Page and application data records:

BEGIN

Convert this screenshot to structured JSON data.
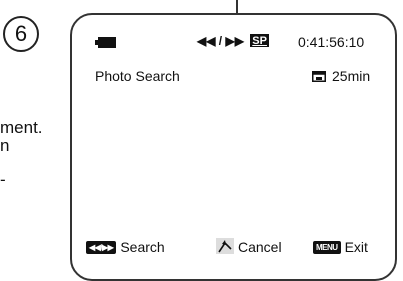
{
  "step_number": "6",
  "side_text": {
    "line1": "ment.",
    "line2": "n",
    "line3": "-"
  },
  "status_bar": {
    "battery_icon": "battery-icon",
    "transport_symbols": "◀◀ / ▶▶",
    "mode_badge": "SP",
    "timecode": "0:41:56:10"
  },
  "info_row": {
    "title": "Photo Search",
    "tape_icon": "tape-icon",
    "remaining": "25min"
  },
  "controls": {
    "search": {
      "badge": "◀◀/▶▶",
      "label": "Search"
    },
    "cancel": {
      "icon": "return-arrow-icon",
      "label": "Cancel"
    },
    "exit": {
      "badge": "MENU",
      "label": "Exit"
    }
  }
}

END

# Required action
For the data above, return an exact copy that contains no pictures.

# Answer below
Convert this screenshot to structured JSON data.
{
  "step_number": "6",
  "side_text": {
    "line1": "ment.",
    "line2": "n",
    "line3": "-"
  },
  "status_bar": {
    "battery_icon": "battery-icon",
    "transport_symbols": "◀◀ / ▶▶",
    "mode_badge": "SP",
    "timecode": "0:41:56:10"
  },
  "info_row": {
    "title": "Photo Search",
    "tape_icon": "tape-icon",
    "remaining": "25min"
  },
  "controls": {
    "search": {
      "badge": "◀◀/▶▶",
      "label": "Search"
    },
    "cancel": {
      "icon": "return-arrow-icon",
      "label": "Cancel"
    },
    "exit": {
      "badge": "MENU",
      "label": "Exit"
    }
  }
}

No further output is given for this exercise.